Source data:
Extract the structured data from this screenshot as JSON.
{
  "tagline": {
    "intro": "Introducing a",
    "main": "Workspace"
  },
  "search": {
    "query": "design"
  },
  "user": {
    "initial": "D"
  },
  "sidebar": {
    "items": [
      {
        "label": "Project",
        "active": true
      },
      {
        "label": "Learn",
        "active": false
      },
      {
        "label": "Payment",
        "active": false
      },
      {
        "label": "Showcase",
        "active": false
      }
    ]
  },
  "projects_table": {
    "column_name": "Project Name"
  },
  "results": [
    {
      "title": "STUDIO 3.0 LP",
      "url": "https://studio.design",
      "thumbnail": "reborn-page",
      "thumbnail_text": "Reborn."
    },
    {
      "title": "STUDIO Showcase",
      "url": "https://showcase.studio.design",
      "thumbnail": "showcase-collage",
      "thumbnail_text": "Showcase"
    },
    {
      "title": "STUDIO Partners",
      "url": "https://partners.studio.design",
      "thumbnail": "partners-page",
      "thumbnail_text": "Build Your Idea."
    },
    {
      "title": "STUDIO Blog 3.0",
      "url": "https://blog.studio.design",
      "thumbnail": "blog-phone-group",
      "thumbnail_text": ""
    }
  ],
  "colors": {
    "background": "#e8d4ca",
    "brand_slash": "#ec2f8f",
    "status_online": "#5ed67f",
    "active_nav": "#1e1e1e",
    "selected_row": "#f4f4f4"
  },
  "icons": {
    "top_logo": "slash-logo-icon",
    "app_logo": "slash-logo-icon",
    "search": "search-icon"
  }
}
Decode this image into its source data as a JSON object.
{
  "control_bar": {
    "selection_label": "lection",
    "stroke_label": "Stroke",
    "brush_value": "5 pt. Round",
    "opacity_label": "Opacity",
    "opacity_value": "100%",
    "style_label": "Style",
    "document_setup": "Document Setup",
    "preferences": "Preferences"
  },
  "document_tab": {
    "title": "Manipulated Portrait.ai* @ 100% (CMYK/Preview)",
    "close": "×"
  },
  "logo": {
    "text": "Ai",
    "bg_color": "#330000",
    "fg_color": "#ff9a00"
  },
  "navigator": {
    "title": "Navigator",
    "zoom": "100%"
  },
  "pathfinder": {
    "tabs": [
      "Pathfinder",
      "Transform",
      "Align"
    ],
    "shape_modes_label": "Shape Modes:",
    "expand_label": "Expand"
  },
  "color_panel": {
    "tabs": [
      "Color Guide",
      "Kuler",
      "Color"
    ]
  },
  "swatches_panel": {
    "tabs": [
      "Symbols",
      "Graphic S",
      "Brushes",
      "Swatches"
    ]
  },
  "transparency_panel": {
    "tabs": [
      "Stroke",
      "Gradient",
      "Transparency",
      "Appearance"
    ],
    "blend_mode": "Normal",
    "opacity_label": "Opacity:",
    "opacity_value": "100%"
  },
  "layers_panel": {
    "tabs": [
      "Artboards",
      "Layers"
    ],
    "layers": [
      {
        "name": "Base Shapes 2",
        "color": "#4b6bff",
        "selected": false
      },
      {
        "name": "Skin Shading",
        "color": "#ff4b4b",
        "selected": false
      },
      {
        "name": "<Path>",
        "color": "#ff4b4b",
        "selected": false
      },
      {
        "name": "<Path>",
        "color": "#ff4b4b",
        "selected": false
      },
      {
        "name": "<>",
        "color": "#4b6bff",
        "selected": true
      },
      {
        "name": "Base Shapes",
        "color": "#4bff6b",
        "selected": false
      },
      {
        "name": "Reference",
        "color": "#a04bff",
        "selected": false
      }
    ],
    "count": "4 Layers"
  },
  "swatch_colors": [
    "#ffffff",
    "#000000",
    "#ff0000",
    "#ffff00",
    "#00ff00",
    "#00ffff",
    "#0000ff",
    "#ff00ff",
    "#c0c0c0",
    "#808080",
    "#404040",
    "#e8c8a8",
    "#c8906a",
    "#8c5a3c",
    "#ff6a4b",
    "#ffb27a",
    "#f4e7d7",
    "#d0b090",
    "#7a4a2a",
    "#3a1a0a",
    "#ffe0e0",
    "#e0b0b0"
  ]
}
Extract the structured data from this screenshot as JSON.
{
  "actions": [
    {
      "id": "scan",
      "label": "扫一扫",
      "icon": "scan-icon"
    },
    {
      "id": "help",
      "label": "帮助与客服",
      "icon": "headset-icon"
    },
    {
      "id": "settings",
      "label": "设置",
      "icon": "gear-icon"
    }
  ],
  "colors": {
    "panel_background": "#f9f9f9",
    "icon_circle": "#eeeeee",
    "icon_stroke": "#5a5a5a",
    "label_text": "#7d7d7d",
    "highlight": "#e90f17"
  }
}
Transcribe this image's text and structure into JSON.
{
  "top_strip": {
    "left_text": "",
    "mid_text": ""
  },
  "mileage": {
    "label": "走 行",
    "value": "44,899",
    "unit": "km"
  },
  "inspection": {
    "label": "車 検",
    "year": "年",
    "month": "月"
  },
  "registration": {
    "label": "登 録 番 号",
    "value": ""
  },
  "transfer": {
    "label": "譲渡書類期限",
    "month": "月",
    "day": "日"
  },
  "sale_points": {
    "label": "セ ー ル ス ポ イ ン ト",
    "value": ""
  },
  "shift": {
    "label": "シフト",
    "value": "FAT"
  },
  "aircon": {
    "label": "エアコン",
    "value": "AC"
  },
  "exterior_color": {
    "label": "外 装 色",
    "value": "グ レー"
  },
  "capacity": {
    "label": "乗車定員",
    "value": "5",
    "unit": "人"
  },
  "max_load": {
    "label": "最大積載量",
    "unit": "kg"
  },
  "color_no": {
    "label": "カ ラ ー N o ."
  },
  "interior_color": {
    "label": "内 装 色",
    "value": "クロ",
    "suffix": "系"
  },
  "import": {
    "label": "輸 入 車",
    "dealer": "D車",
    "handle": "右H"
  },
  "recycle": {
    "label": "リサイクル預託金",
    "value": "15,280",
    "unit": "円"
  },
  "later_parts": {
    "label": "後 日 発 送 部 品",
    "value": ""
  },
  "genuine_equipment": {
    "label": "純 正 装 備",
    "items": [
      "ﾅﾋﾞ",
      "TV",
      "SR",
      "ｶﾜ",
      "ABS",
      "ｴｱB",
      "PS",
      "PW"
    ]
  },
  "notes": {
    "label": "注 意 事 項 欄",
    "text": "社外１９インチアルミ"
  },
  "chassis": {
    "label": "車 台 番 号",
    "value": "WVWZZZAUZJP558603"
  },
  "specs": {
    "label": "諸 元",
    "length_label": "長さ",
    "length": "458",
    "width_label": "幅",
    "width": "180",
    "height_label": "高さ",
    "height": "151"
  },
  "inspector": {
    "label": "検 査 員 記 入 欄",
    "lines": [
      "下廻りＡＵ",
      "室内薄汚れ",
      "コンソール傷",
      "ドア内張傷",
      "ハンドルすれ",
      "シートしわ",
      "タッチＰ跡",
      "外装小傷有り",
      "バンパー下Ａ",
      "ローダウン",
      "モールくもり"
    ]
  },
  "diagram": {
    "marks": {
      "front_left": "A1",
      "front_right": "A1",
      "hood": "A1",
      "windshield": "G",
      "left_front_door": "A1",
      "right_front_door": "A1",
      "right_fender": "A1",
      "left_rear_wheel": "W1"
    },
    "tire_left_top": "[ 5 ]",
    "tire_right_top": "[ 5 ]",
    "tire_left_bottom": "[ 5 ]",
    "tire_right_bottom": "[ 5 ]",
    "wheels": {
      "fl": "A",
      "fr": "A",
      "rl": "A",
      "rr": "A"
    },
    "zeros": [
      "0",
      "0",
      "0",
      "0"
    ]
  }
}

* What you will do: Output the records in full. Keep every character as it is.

* Task output:
Extract the structured data from this screenshot as JSON.
{
  "tagline": {
    "intro": "Introducing a",
    "main": "Workspace"
  },
  "search": {
    "query": "design"
  },
  "user": {
    "initial": "D"
  },
  "sidebar": {
    "items": [
      {
        "label": "Project",
        "active": true
      },
      {
        "label": "Learn",
        "active": false
      },
      {
        "label": "Payment",
        "active": false
      },
      {
        "label": "Showcase",
        "active": false
      }
    ]
  },
  "projects_table": {
    "column_name": "Project Name"
  },
  "results": [
    {
      "title": "STUDIO 3.0 LP",
      "url": "https://studio.design",
      "thumbnail": "reborn-page",
      "thumbnail_text": "Reborn."
    },
    {
      "title": "STUDIO Showcase",
      "url": "https://showcase.studio.design",
      "thumbnail": "showcase-collage",
      "thumbnail_text": "Showcase"
    },
    {
      "title": "STUDIO Partners",
      "url": "https://partners.studio.design",
      "thumbnail": "partners-page",
      "thumbnail_text": "Build Your Idea."
    },
    {
      "title": "STUDIO Blog 3.0",
      "url": "https://blog.studio.design",
      "thumbnail": "blog-phone-group",
      "thumbnail_text": ""
    }
  ],
  "colors": {
    "background": "#e8d4ca",
    "brand_slash": "#ec2f8f",
    "status_online": "#5ed67f",
    "active_nav": "#1e1e1e",
    "selected_row": "#f4f4f4"
  },
  "icons": {
    "top_logo": "slash-logo-icon",
    "app_logo": "slash-logo-icon",
    "search": "search-icon"
  }
}
Decode this image into its source data as a JSON object.
{
  "control_bar": {
    "selection_label": "lection",
    "stroke_label": "Stroke",
    "brush_value": "5 pt. Round",
    "opacity_label": "Opacity",
    "opacity_value": "100%",
    "style_label": "Style",
    "document_setup": "Document Setup",
    "preferences": "Preferences"
  },
  "document_tab": {
    "title": "Manipulated Portrait.ai* @ 100% (CMYK/Preview)",
    "close": "×"
  },
  "logo": {
    "text": "Ai",
    "bg_color": "#330000",
    "fg_color": "#ff9a00"
  },
  "navigator": {
    "title": "Navigator",
    "zoom": "100%"
  },
  "pathfinder": {
    "tabs": [
      "Pathfinder",
      "Transform",
      "Align"
    ],
    "shape_modes_label": "Shape Modes:",
    "expand_label": "Expand"
  },
  "color_panel": {
    "tabs": [
      "Color Guide",
      "Kuler",
      "Color"
    ]
  },
  "swatches_panel": {
    "tabs": [
      "Symbols",
      "Graphic S",
      "Brushes",
      "Swatches"
    ]
  },
  "transparency_panel": {
    "tabs": [
      "Stroke",
      "Gradient",
      "Transparency",
      "Appearance"
    ],
    "blend_mode": "Normal",
    "opacity_label": "Opacity:",
    "opacity_value": "100%"
  },
  "layers_panel": {
    "tabs": [
      "Artboards",
      "Layers"
    ],
    "layers": [
      {
        "name": "Base Shapes 2",
        "color": "#4b6bff",
        "selected": false
      },
      {
        "name": "Skin Shading",
        "color": "#ff4b4b",
        "selected": false
      },
      {
        "name": "<Path>",
        "color": "#ff4b4b",
        "selected": false
      },
      {
        "name": "<Path>",
        "color": "#ff4b4b",
        "selected": false
      },
      {
        "name": "<>",
        "color": "#4b6bff",
        "selected": true
      },
      {
        "name": "Base Shapes",
        "color": "#4bff6b",
        "selected": false
      },
      {
        "name": "Reference",
        "color": "#a04bff",
        "selected": false
      }
    ],
    "count": "4 Layers"
  },
  "swatch_colors": [
    "#ffffff",
    "#000000",
    "#ff0000",
    "#ffff00",
    "#00ff00",
    "#00ffff",
    "#0000ff",
    "#ff00ff",
    "#c0c0c0",
    "#808080",
    "#404040",
    "#e8c8a8",
    "#c8906a",
    "#8c5a3c",
    "#ff6a4b",
    "#ffb27a",
    "#f4e7d7",
    "#d0b090",
    "#7a4a2a",
    "#3a1a0a",
    "#ffe0e0",
    "#e0b0b0"
  ]
}
Extract the structured data from this screenshot as JSON.
{
  "actions": [
    {
      "id": "scan",
      "label": "扫一扫",
      "icon": "scan-icon"
    },
    {
      "id": "help",
      "label": "帮助与客服",
      "icon": "headset-icon"
    },
    {
      "id": "settings",
      "label": "设置",
      "icon": "gear-icon"
    }
  ],
  "colors": {
    "panel_background": "#f9f9f9",
    "icon_circle": "#eeeeee",
    "icon_stroke": "#5a5a5a",
    "label_text": "#7d7d7d",
    "highlight": "#e90f17"
  }
}
Transcribe this image's text and structure into JSON.
{
  "top_strip": {
    "left_text": "",
    "mid_text": ""
  },
  "mileage": {
    "label": "走 行",
    "value": "44,899",
    "unit": "km"
  },
  "inspection": {
    "label": "車 検",
    "year": "年",
    "month": "月"
  },
  "registration": {
    "label": "登 録 番 号",
    "value": ""
  },
  "transfer": {
    "label": "譲渡書類期限",
    "month": "月",
    "day": "日"
  },
  "sale_points": {
    "label": "セ ー ル ス ポ イ ン ト",
    "value": ""
  },
  "shift": {
    "label": "シフト",
    "value": "FAT"
  },
  "aircon": {
    "label": "エアコン",
    "value": "AC"
  },
  "exterior_color": {
    "label": "外 装 色",
    "value": "グ レー"
  },
  "capacity": {
    "label": "乗車定員",
    "value": "5",
    "unit": "人"
  },
  "max_load": {
    "label": "最大積載量",
    "unit": "kg"
  },
  "color_no": {
    "label": "カ ラ ー N o ."
  },
  "interior_color": {
    "label": "内 装 色",
    "value": "クロ",
    "suffix": "系"
  },
  "import": {
    "label": "輸 入 車",
    "dealer": "D車",
    "handle": "右H"
  },
  "recycle": {
    "label": "リサイクル預託金",
    "value": "15,280",
    "unit": "円"
  },
  "later_parts": {
    "label": "後 日 発 送 部 品",
    "value": ""
  },
  "genuine_equipment": {
    "label": "純 正 装 備",
    "items": [
      "ﾅﾋﾞ",
      "TV",
      "SR",
      "ｶﾜ",
      "ABS",
      "ｴｱB",
      "PS",
      "PW"
    ]
  },
  "notes": {
    "label": "注 意 事 項 欄",
    "text": "社外１９インチアルミ"
  },
  "chassis": {
    "label": "車 台 番 号",
    "value": "WVWZZZAUZJP558603"
  },
  "specs": {
    "label": "諸 元",
    "length_label": "長さ",
    "length": "458",
    "width_label": "幅",
    "width": "180",
    "height_label": "高さ",
    "height": "151"
  },
  "inspector": {
    "label": "検 査 員 記 入 欄",
    "lines": [
      "下廻りＡＵ",
      "室内薄汚れ",
      "コンソール傷",
      "ドア内張傷",
      "ハンドルすれ",
      "シートしわ",
      "タッチＰ跡",
      "外装小傷有り",
      "バンパー下Ａ",
      "ローダウン",
      "モールくもり"
    ]
  },
  "diagram": {
    "marks": {
      "front_left": "A1",
      "front_right": "A1",
      "hood": "A1",
      "windshield": "G",
      "left_front_door": "A1",
      "right_front_door": "A1",
      "right_fender": "A1",
      "left_rear_wheel": "W1"
    },
    "tire_left_top": "[ 5 ]",
    "tire_right_top": "[ 5 ]",
    "tire_left_bottom": "[ 5 ]",
    "tire_right_bottom": "[ 5 ]",
    "wheels": {
      "fl": "A",
      "fr": "A",
      "rl": "A",
      "rr": "A"
    },
    "zeros": [
      "0",
      "0",
      "0",
      "0"
    ]
  }
}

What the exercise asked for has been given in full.